FAU - Swezy, Virginia
AU  - Swezy V
AD  - Global Immunization Division, Centers for Disease Control and Prevention,
      Atlanta, Georgia.
FAU - Quick, Linda
AU  - Quick L
AD  - Global Immunization Division, Centers for Disease Control and Prevention,
      Atlanta, Georgia.
FAU - Tangermann, Rudolf H
AU  - Tangermann RH
AD  - World Health Organization, Geneva, Switzerland.
FAU - Ward, Kirsten
AU  - Ward K
AD  - Global Immunization Division, Centers for Disease Control and Prevention,
      Atlanta, Georgia.
FAU - Benke, Amalia
AU  - Benke A
AD  - Global Immunization Division, Centers for Disease Control and Prevention,
      Atlanta, Georgia.
FAU - Callaghan, Anna
AU  - Callaghan A
AD  - Global Immunization Division, Centers for Disease Control and Prevention,

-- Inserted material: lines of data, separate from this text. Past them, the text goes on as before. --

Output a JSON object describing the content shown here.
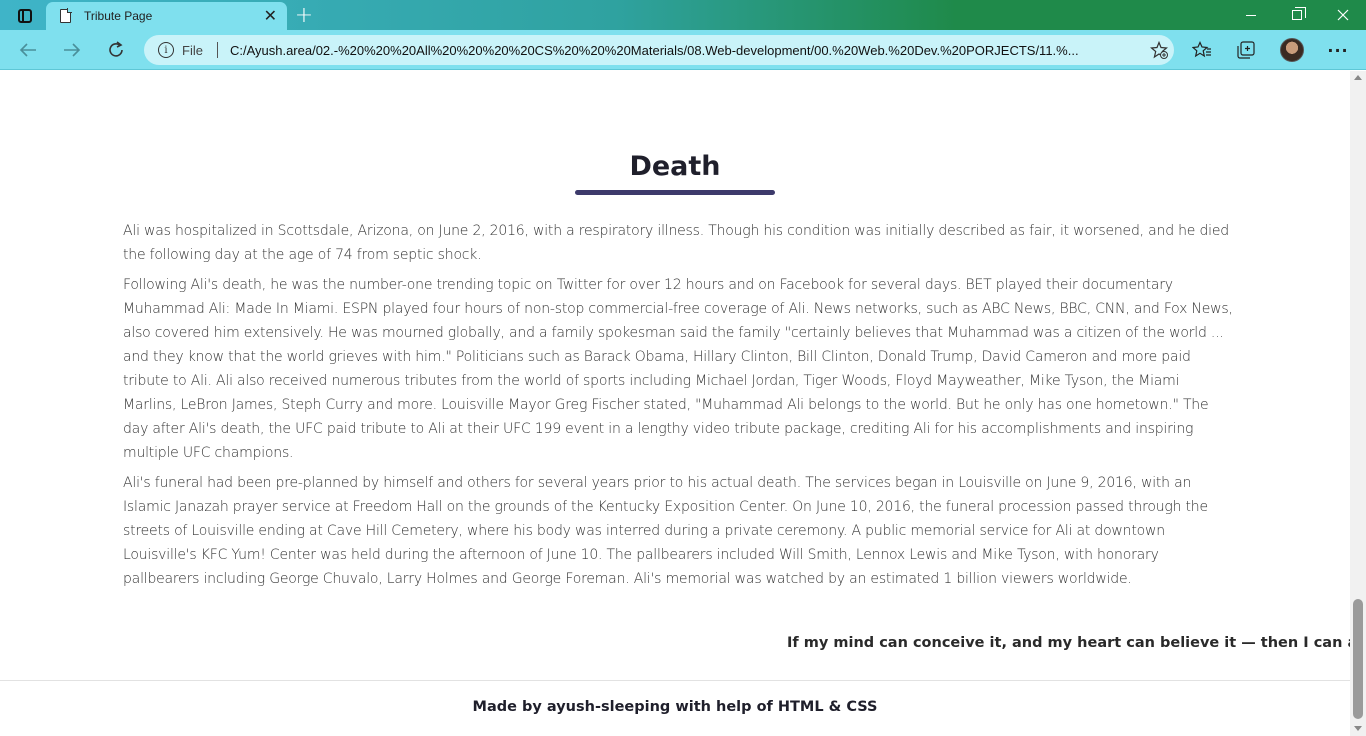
{
  "browser": {
    "tab": {
      "title": "Tribute Page",
      "close_glyph": "✕"
    },
    "new_tab_glyph": "+",
    "omnibox": {
      "scheme_label": "File",
      "url": "C:/Ayush.area/02.-%20%20%20All%20%20%20%20CS%20%20%20Materials/08.Web-development/00.%20Web.%20Dev.%20PORJECTS/11.%..."
    },
    "icons": {
      "back": "arrow-left-icon",
      "forward": "arrow-right-icon",
      "reload": "reload-icon",
      "info": "info-icon",
      "add_favorite": "star-plus-icon",
      "favorites": "favorites-icon",
      "collections": "collections-icon",
      "profile": "avatar",
      "more": "more-icon"
    }
  },
  "page": {
    "section_title": "Death",
    "paragraphs": [
      "Ali was hospitalized in Scottsdale, Arizona, on June 2, 2016, with a respiratory illness. Though his condition was initially described as fair, it worsened, and he died the following day at the age of 74 from septic shock.",
      "Following Ali's death, he was the number-one trending topic on Twitter for over 12 hours and on Facebook for several days. BET played their documentary Muhammad Ali: Made In Miami. ESPN played four hours of non-stop commercial-free coverage of Ali. News networks, such as ABC News, BBC, CNN, and Fox News, also covered him extensively. He was mourned globally, and a family spokesman said the family \"certainly believes that Muhammad was a citizen of the world ... and they know that the world grieves with him.\" Politicians such as Barack Obama, Hillary Clinton, Bill Clinton, Donald Trump, David Cameron and more paid tribute to Ali. Ali also received numerous tributes from the world of sports including Michael Jordan, Tiger Woods, Floyd Mayweather, Mike Tyson, the Miami Marlins, LeBron James, Steph Curry and more. Louisville Mayor Greg Fischer stated, \"Muhammad Ali belongs to the world. But he only has one hometown.\" The day after Ali's death, the UFC paid tribute to Ali at their UFC 199 event in a lengthy video tribute package, crediting Ali for his accomplishments and inspiring multiple UFC champions.",
      "Ali's funeral had been pre-planned by himself and others for several years prior to his actual death. The services began in Louisville on June 9, 2016, with an Islamic Janazah prayer service at Freedom Hall on the grounds of the Kentucky Exposition Center. On June 10, 2016, the funeral procession passed through the streets of Louisville ending at Cave Hill Cemetery, where his body was interred during a private ceremony. A public memorial service for Ali at downtown Louisville's KFC Yum! Center was held during the afternoon of June 10. The pallbearers included Will Smith, Lennox Lewis and Mike Tyson, with honorary pallbearers including George Chuvalo, Larry Holmes and George Foreman. Ali's memorial was watched by an estimated 1 billion viewers worldwide."
    ],
    "quote": "If my mind can conceive it, and my heart can believe it — then I can achieve it.",
    "footer": "Made by ayush-sleeping with help of HTML & CSS"
  },
  "colors": {
    "tab_active": "#7fe0ee",
    "heading_underline": "#3d3a6b",
    "text": "#333333"
  }
}
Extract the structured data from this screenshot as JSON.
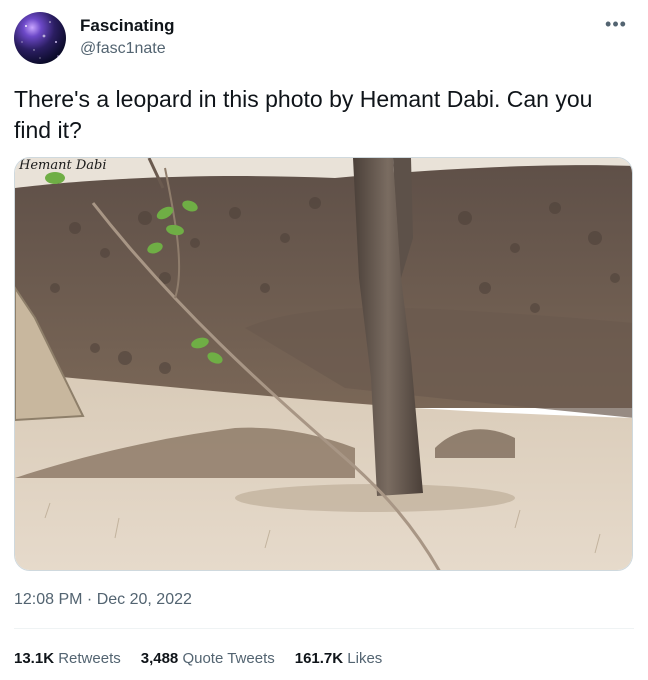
{
  "author": {
    "display_name": "Fascinating",
    "handle": "@fasc1nate"
  },
  "tweet": {
    "text": "There's a leopard in this photo by Hemant Dabi. Can you find it?",
    "media_watermark": "Hemant Dabi",
    "timestamp": "12:08 PM · Dec 20, 2022"
  },
  "stats": {
    "retweets_count": "13.1K",
    "retweets_label": "Retweets",
    "quote_tweets_count": "3,488",
    "quote_tweets_label": "Quote Tweets",
    "likes_count": "161.7K",
    "likes_label": "Likes"
  },
  "icons": {
    "more": "more-options-icon"
  }
}
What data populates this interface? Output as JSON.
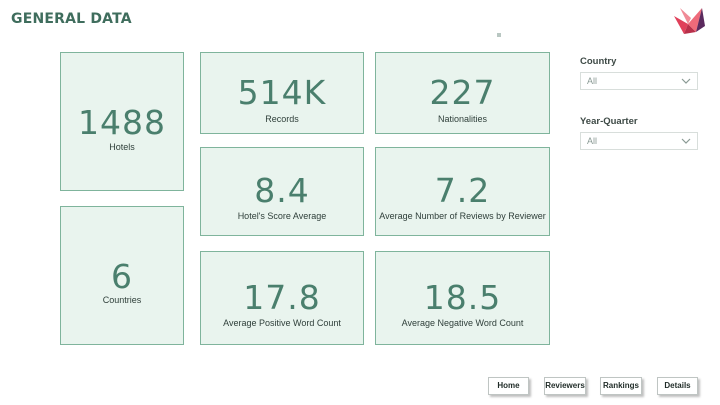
{
  "page": {
    "title": "GENERAL DATA"
  },
  "cards": {
    "hotels": {
      "value": "1488",
      "label": "Hotels"
    },
    "countries": {
      "value": "6",
      "label": "Countries"
    },
    "records": {
      "value": "514K",
      "label": "Records"
    },
    "nationalities": {
      "value": "227",
      "label": "Nationalities"
    },
    "score_avg": {
      "value": "8.4",
      "label": "Hotel's Score Average"
    },
    "reviews_by_reviewer": {
      "value": "7.2",
      "label": "Average Number of Reviews by Reviewer"
    },
    "pos_words": {
      "value": "17.8",
      "label": "Average Positive Word Count"
    },
    "neg_words": {
      "value": "18.5",
      "label": "Average Negative Word Count"
    }
  },
  "filters": {
    "country": {
      "label": "Country",
      "value": "All"
    },
    "year_quarter": {
      "label": "Year-Quarter",
      "value": "All"
    }
  },
  "nav": {
    "home": "Home",
    "reviewers": "Reviewers",
    "rankings": "Rankings",
    "details": "Details"
  },
  "colors": {
    "card_bg": "#e9f4ee",
    "card_border": "#7fb49c",
    "value_text": "#4a7f6d",
    "title_text": "#3f6d5d",
    "logo_red": "#e0405a",
    "logo_purple": "#5b2a5e"
  },
  "icons": {
    "logo": "origami-bird-logo",
    "dropdown": "chevron-down-icon"
  }
}
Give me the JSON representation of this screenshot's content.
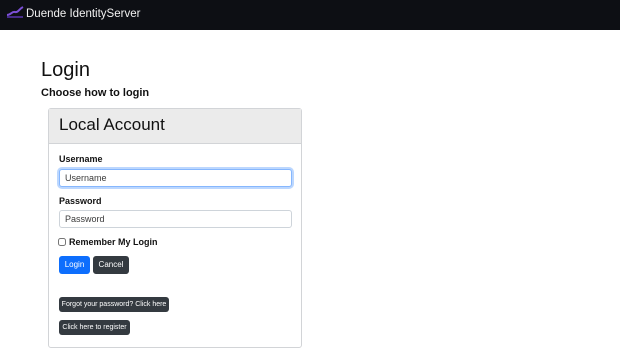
{
  "navbar": {
    "brand": "Duende IdentityServer",
    "brand_color": "#6f42c1"
  },
  "page": {
    "title": "Login",
    "subtitle": "Choose how to login"
  },
  "local_account": {
    "header": "Local Account",
    "username_label": "Username",
    "username_placeholder": "Username",
    "password_label": "Password",
    "password_placeholder": "Password",
    "remember_label": "Remember My Login",
    "remember_checked": false,
    "login_button": "Login",
    "cancel_button": "Cancel",
    "forgot_password_button": "Forgot your password? Click here",
    "register_button": "Click here to register"
  },
  "colors": {
    "primary": "#0d6efd",
    "dark": "#343a40",
    "navbar": "#0d0f14"
  }
}
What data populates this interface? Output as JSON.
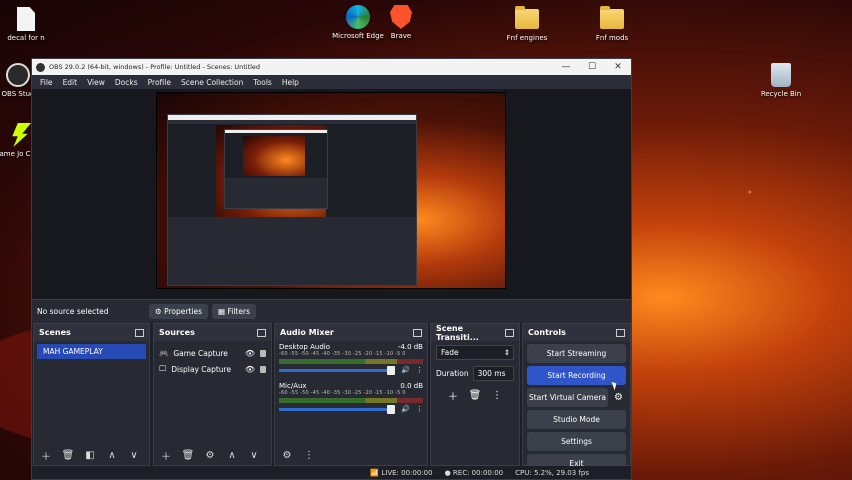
{
  "desktop": {
    "icons": [
      {
        "label": "decal for n"
      },
      {
        "label": "Microsoft Edge"
      },
      {
        "label": "Brave"
      },
      {
        "label": "Fnf engines"
      },
      {
        "label": "Fnf mods"
      },
      {
        "label": "OBS Stud"
      },
      {
        "label": "Game Jo Client"
      },
      {
        "label": "Recycle Bin"
      }
    ]
  },
  "window": {
    "title": "OBS 29.0.2 (64-bit, windows) - Profile: Untitled - Scenes: Untitled",
    "controls": {
      "minimize": "—",
      "maximize": "☐",
      "close": "✕"
    }
  },
  "menu": [
    "File",
    "Edit",
    "View",
    "Docks",
    "Profile",
    "Scene Collection",
    "Tools",
    "Help"
  ],
  "source_toolbar": {
    "status": "No source selected",
    "properties": "Properties",
    "filters": "Filters"
  },
  "scenes": {
    "title": "Scenes",
    "items": [
      "MAH GAMEPLAY"
    ]
  },
  "sources": {
    "title": "Sources",
    "items": [
      "Game Capture",
      "Display Capture"
    ]
  },
  "mixer": {
    "title": "Audio Mixer",
    "ticks": "-60 -55 -50 -45 -40 -35 -30 -25 -20 -15 -10 -5 0",
    "channels": [
      {
        "name": "Desktop Audio",
        "db": "-4.0 dB"
      },
      {
        "name": "Mic/Aux",
        "db": "0.0 dB"
      }
    ]
  },
  "transitions": {
    "title": "Scene Transiti...",
    "selected": "Fade",
    "duration_label": "Duration",
    "duration_value": "300 ms"
  },
  "controls": {
    "title": "Controls",
    "start_streaming": "Start Streaming",
    "start_recording": "Start Recording",
    "start_virtual_camera": "Start Virtual Camera",
    "studio_mode": "Studio Mode",
    "settings": "Settings",
    "exit": "Exit"
  },
  "status": {
    "live": "LIVE: 00:00:00",
    "rec": "REC: 00:00:00",
    "cpu": "CPU: 5.2%, 29.03 fps"
  },
  "colors": {
    "accent": "#2f55c8",
    "selected_scene": "#2749b6",
    "panel": "#272a33"
  }
}
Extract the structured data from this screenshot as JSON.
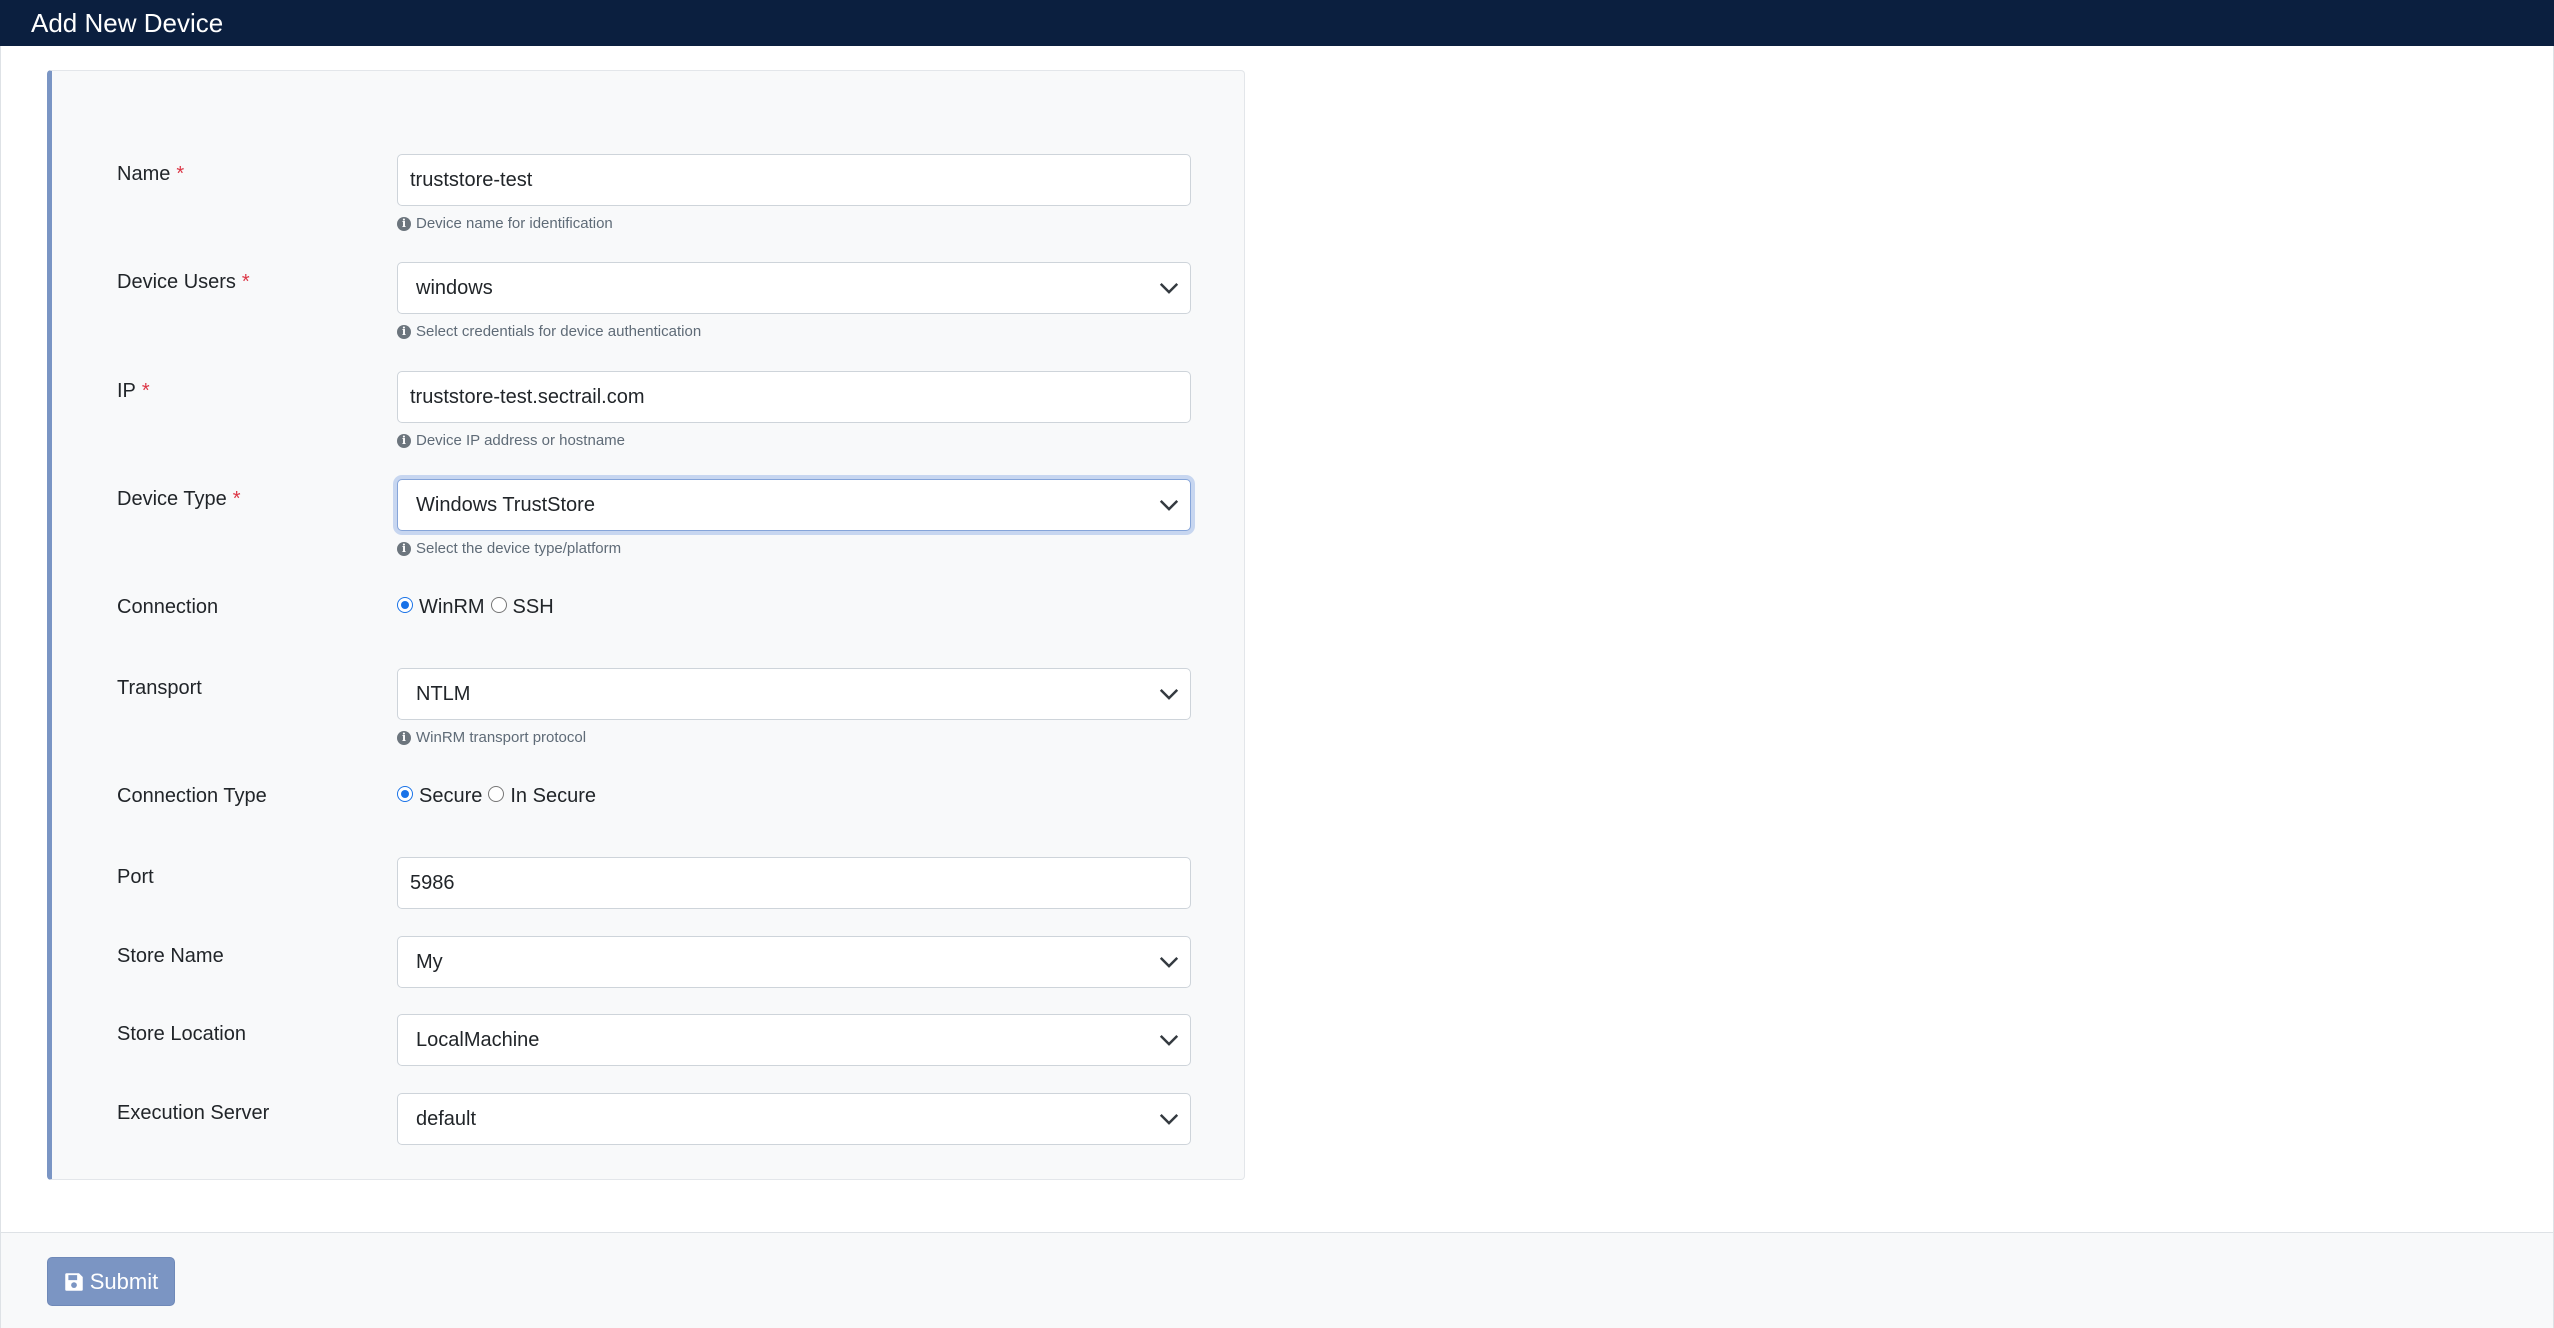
{
  "header": {
    "title": "Add New Device"
  },
  "form": {
    "name": {
      "label": "Name",
      "required": "*",
      "value": "truststore-test",
      "help": "Device name for identification"
    },
    "device_users": {
      "label": "Device Users",
      "required": "*",
      "value": "windows",
      "help": "Select credentials for device authentication"
    },
    "ip": {
      "label": "IP",
      "required": "*",
      "value": "truststore-test.sectrail.com",
      "help": "Device IP address or hostname"
    },
    "device_type": {
      "label": "Device Type",
      "required": "*",
      "value": "Windows TrustStore",
      "help": "Select the device type/platform"
    },
    "connection": {
      "label": "Connection",
      "options": [
        "WinRM",
        "SSH"
      ],
      "selected": "WinRM"
    },
    "transport": {
      "label": "Transport",
      "value": "NTLM",
      "help": "WinRM transport protocol"
    },
    "connection_type": {
      "label": "Connection Type",
      "options": [
        "Secure",
        "In Secure"
      ],
      "selected": "Secure"
    },
    "port": {
      "label": "Port",
      "value": "5986"
    },
    "store_name": {
      "label": "Store Name",
      "value": "My"
    },
    "store_location": {
      "label": "Store Location",
      "value": "LocalMachine"
    },
    "execution_server": {
      "label": "Execution Server",
      "value": "default"
    }
  },
  "footer": {
    "submit_label": "Submit"
  },
  "icons": {
    "info": "info-icon",
    "chevron": "chevron-down-icon",
    "save": "floppy-disk-icon"
  },
  "colors": {
    "header_bg": "#0b1f3f",
    "accent": "#7a95c4",
    "required": "#dc3545",
    "radio": "#1a73e8"
  }
}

      Atlanta, Georgia.
FAU - Clark, Kathleen
AU  - Clark K
AD  - Global Immunization Division, Centers for Disease Control and Prevention,
      Atlanta, Georgia.
FAU - Emery, Brian
AU  - Emery B
AD  - Global Immunization Division, Centers for Disease Control and Prevention,
      Atlanta, Georgia.
FAU - Nix, Jessica
AU  - Nix J
AD  - Global Immunization Division, Centers for Disease Control and Prevention,
      Atlanta, Georgia.
FAU - Aydlotte, Eleanor
AU  - Aydlotte E
AD  - Global Immunization Division, Centers for Disease Control and Prevention,
      Atlanta, Georgia.
FAU - Newman, Charlotte
AU  - Newman C
AD  - Global Immunization Division, Centers for Disease Control and Prevention,
      Atlanta, Georgia.
FAU - Nkowane, Benjamin
AU  - Nkowane B
AD  - World Health Organization, Geneva, Switzerland.
LA  - eng
PT  - Journal Article
PL  - United States
TA  - J Infect Dis
JT  - The Journal of infectious diseases
JID - 0413675
SB  - AIM
SB  - IM
MH  - Capacity Building
MH  - Disease Eradication/*organization & administration
MH  - Humans
MH  - Immunization Programs/*organization & administration
MH  - Measles/prevention & control
MH  - Poliomyelitis/*prevention & control
MH  - Rubella/prevention & control
OTO - NOTNLM
OT  - capacity building
OT  - olio eradication
OT  - workforce development
EDAT- 2017/08/26 06:00
MHDA- 2017/09/07 06:00
CRDT- 2017/08/26 06:00
AID - 3935078 [pii]
AID - 10.1093/infdis/jix163 [doi]
PST - ppublish
SO  - J Infect Dis. 2017 Jul 1;216(suppl_1):S316-S323. doi: 10.1093/infdis/jix163.